Saturday, December 21, 2013
What If China Had to Compensate Us for Infectious Diseases?
Just about every year there's some form of influenza outbreak in China. Swine flu, avian flu, Hong Kong flu - it always seems to be something.
Over the years there have been many accounts of how flu virus in livestock and poultry mutates and spreads to humans supposedly because many Chinese live in close proximity to their animals. Eventually the bug reaches a city, finds a traveller about to board an airplane overseas, and the rest is history.
We're told that, some day, we're going to get a real bugger of a flu virus, super-contagious and super-deadly, that could rival the influenza epidemic that swept the world at the end of WWI.
If the root cause of these annual epidemics is Chinese farmers living in too close proximity to their animals, isn't that something the Chinese government should be addressing? Shouldn't they be regulating against this sort of thing?

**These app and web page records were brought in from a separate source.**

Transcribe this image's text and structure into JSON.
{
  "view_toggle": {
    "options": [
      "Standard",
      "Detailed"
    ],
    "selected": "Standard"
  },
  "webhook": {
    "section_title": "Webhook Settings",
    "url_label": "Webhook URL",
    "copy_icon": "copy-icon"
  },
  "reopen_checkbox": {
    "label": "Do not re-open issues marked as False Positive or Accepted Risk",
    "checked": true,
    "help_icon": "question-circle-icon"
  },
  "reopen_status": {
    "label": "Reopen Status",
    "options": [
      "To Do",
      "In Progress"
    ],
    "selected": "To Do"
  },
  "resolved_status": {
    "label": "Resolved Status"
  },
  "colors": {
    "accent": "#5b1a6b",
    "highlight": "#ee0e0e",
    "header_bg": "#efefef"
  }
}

And, if they won't, shouldn't China be dipping into that mega-sovereign wealth fund to compensate other countries for their medical costs, lost wages and physical suffering from annual, preventable disease?